Component data from apps and pages:

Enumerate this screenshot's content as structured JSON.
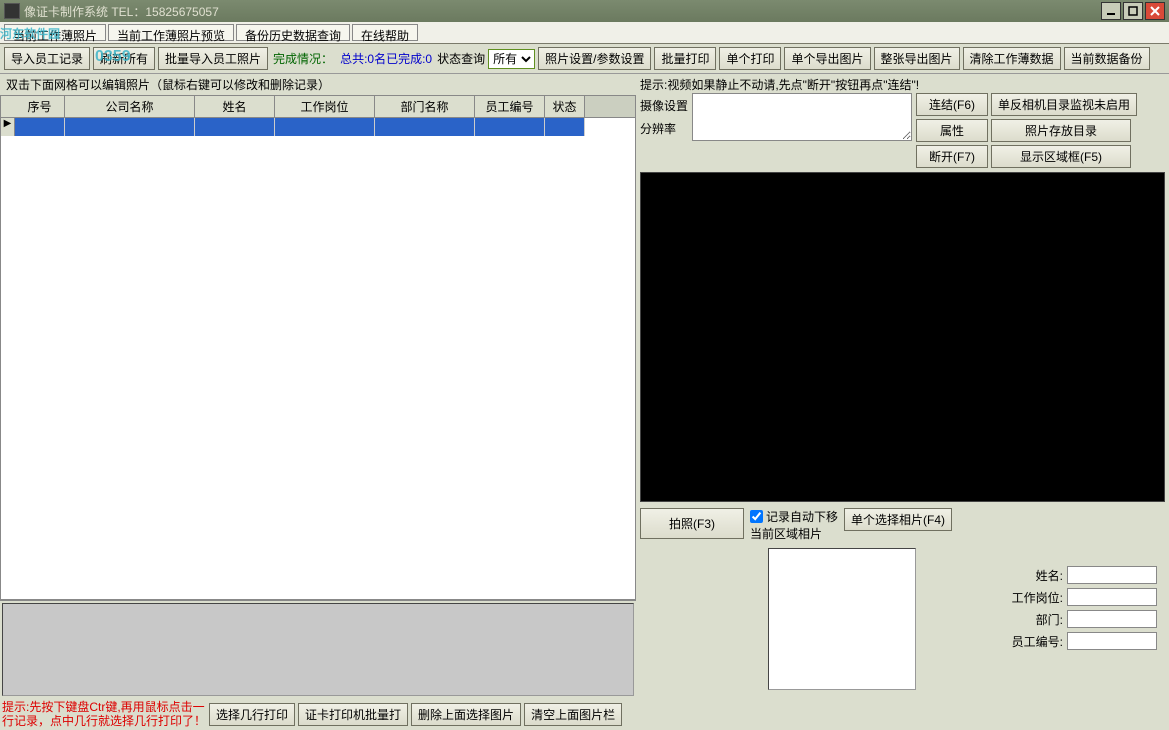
{
  "titlebar": {
    "title": "像证卡制作系统 TEL：15825675057"
  },
  "watermark": {
    "main": "河东软件园",
    "sub": "0359"
  },
  "menubar": {
    "items": [
      "当前工作薄照片",
      "当前工作薄照片预览",
      "备份历史数据查询",
      "在线帮助"
    ]
  },
  "toolbar": {
    "btn_import": "导入员工记录",
    "btn_refresh": "刷新所有",
    "btn_batch_import_photo": "批量导入员工照片",
    "lbl_progress": "完成情况：",
    "lbl_progress_val": "总共:0名已完成:0",
    "lbl_status_query": "状态查询",
    "combo_status": "所有",
    "btn_photo_param": "照片设置/参数设置",
    "btn_batch_print": "批量打印",
    "btn_single_print": "单个打印",
    "btn_single_export": "单个导出图片",
    "btn_batch_export": "整张导出图片",
    "btn_clear_data": "清除工作薄数据",
    "btn_backup_now": "当前数据备份"
  },
  "grid": {
    "hint": "双击下面网格可以编辑照片（鼠标右键可以修改和删除记录）",
    "cols": [
      "序号",
      "公司名称",
      "姓名",
      "工作岗位",
      "部门名称",
      "员工编号",
      "状态"
    ],
    "widths": [
      50,
      130,
      80,
      100,
      100,
      70,
      40
    ]
  },
  "lower_left": {
    "red_hint_l1": "提示:先按下键盘Ctr键,再用鼠标点击一",
    "red_hint_l2": "行记录，点中几行就选择几行打印了！",
    "btn_sel_print": "选择几行打印",
    "btn_card_printer": "证卡打印机批量打",
    "btn_del_sel_img": "删除上面选择图片",
    "btn_clear_img_col": "清空上面图片栏"
  },
  "cam": {
    "hint_top": "提示:视频如果静止不动请,先点\"断开\"按钮再点\"连结\"!",
    "lbl_cam_set": "摄像设置",
    "lbl_res": "分辨率",
    "btn_connect": "连结(F6)",
    "btn_dslr_monitor": "单反相机目录监视未启用",
    "btn_props": "属性",
    "btn_photo_dir": "照片存放目录",
    "btn_disconnect": "断开(F7)",
    "btn_show_area": "显示区域框(F5)",
    "btn_capture": "拍照(F3)",
    "chk_auto_down": "记录自动下移",
    "lbl_cur_area": "当前区域相片",
    "btn_single_sel": "单个选择相片(F4)"
  },
  "form": {
    "lbl_name": "姓名:",
    "lbl_job": "工作岗位:",
    "lbl_dept": "部门:",
    "lbl_emp_no": "员工编号:"
  }
}
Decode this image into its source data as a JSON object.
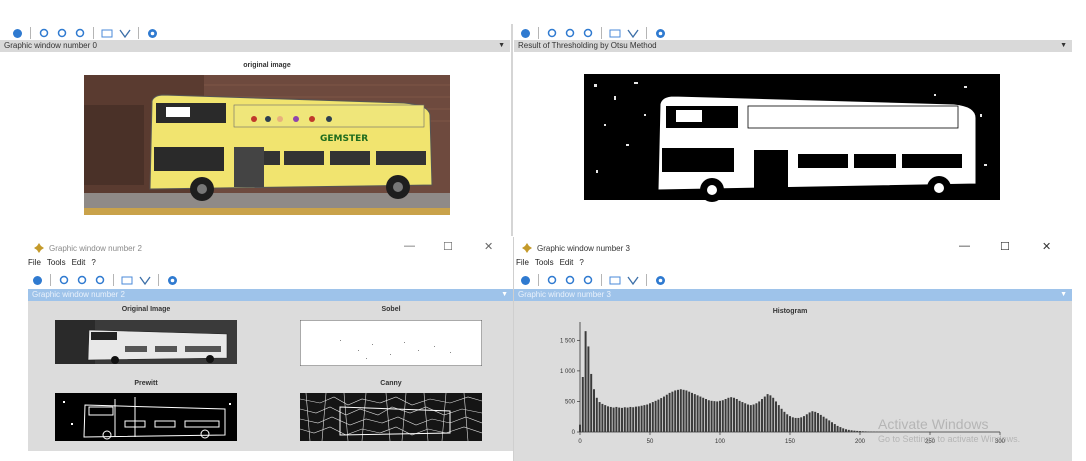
{
  "top_left": {
    "header": "Graphic window number 0",
    "title": "original image",
    "sign_text": "GEMSTER"
  },
  "top_right": {
    "header": "Result of Thresholding by Otsu Method"
  },
  "bottom_left": {
    "window_title": "Graphic window number 2",
    "menu": [
      "File",
      "Tools",
      "Edit",
      "?"
    ],
    "header": "Graphic window number 2",
    "titles": [
      "Original Image",
      "Sobel",
      "Prewitt",
      "Canny"
    ]
  },
  "bottom_right": {
    "window_title": "Graphic window number 3",
    "menu": [
      "File",
      "Tools",
      "Edit",
      "?"
    ],
    "header": "Graphic window number 3",
    "histogram_title": "Histogram"
  },
  "window_controls": {
    "minimize": "—",
    "maximize": "☐",
    "close": "✕"
  },
  "watermark": {
    "line1": "Activate Windows",
    "line2": "Go to Settings to activate Windows."
  },
  "icons": [
    "rotate-icon",
    "zoom-in-icon",
    "zoom-out-icon",
    "zoom-fit-icon",
    "rectangle-icon",
    "datatip-icon",
    "help-icon"
  ],
  "chart_data": {
    "type": "bar",
    "title": "Histogram",
    "xlabel": "",
    "ylabel": "",
    "x_ticks": [
      0,
      50,
      100,
      150,
      200,
      250,
      300
    ],
    "y_ticks": [
      0,
      500,
      1000,
      1500
    ],
    "x_tick_labels": [
      "0",
      "50",
      "100",
      "150",
      "200",
      "250",
      "300"
    ],
    "y_tick_labels": [
      "0",
      "500",
      "1 000",
      "1 500"
    ],
    "xlim": [
      0,
      300
    ],
    "ylim": [
      0,
      1800
    ],
    "x": [
      0,
      2,
      4,
      6,
      8,
      10,
      12,
      14,
      16,
      18,
      20,
      22,
      24,
      26,
      28,
      30,
      32,
      34,
      36,
      38,
      40,
      42,
      44,
      46,
      48,
      50,
      52,
      54,
      56,
      58,
      60,
      62,
      64,
      66,
      68,
      70,
      72,
      74,
      76,
      78,
      80,
      82,
      84,
      86,
      88,
      90,
      92,
      94,
      96,
      98,
      100,
      102,
      104,
      106,
      108,
      110,
      112,
      114,
      116,
      118,
      120,
      122,
      124,
      126,
      128,
      130,
      132,
      134,
      136,
      138,
      140,
      142,
      144,
      146,
      148,
      150,
      152,
      154,
      156,
      158,
      160,
      162,
      164,
      166,
      168,
      170,
      172,
      174,
      176,
      178,
      180,
      182,
      184,
      186,
      188,
      190,
      192,
      194,
      196,
      198,
      200,
      202,
      204,
      206,
      208,
      210,
      212,
      214,
      216,
      218,
      220,
      222,
      224,
      226,
      228,
      230,
      232,
      234,
      236,
      238,
      240,
      242,
      244,
      246,
      248,
      250,
      252,
      254
    ],
    "values": [
      120,
      900,
      1650,
      1400,
      950,
      700,
      560,
      490,
      460,
      440,
      420,
      410,
      400,
      410,
      400,
      395,
      405,
      400,
      410,
      405,
      415,
      420,
      430,
      440,
      450,
      470,
      490,
      510,
      530,
      555,
      580,
      610,
      640,
      660,
      680,
      690,
      700,
      690,
      680,
      660,
      640,
      620,
      600,
      580,
      560,
      540,
      520,
      510,
      505,
      500,
      510,
      520,
      540,
      560,
      570,
      560,
      540,
      510,
      490,
      470,
      450,
      440,
      450,
      470,
      500,
      540,
      580,
      620,
      600,
      560,
      500,
      440,
      380,
      330,
      290,
      260,
      240,
      230,
      230,
      240,
      260,
      290,
      320,
      340,
      330,
      310,
      280,
      250,
      220,
      190,
      160,
      130,
      100,
      80,
      60,
      45,
      35,
      28,
      22,
      18,
      15,
      12,
      10,
      8,
      6,
      5,
      4,
      3,
      3,
      2,
      2,
      2,
      1,
      1,
      1,
      1,
      1,
      1,
      1,
      1,
      1,
      1,
      1,
      1,
      1,
      1,
      1,
      1
    ]
  }
}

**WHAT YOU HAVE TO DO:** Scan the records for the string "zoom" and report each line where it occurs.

**WRITTEN REPLY:**
    "zoom-in-icon",
    "zoom-out-icon",
    "zoom-fit-icon",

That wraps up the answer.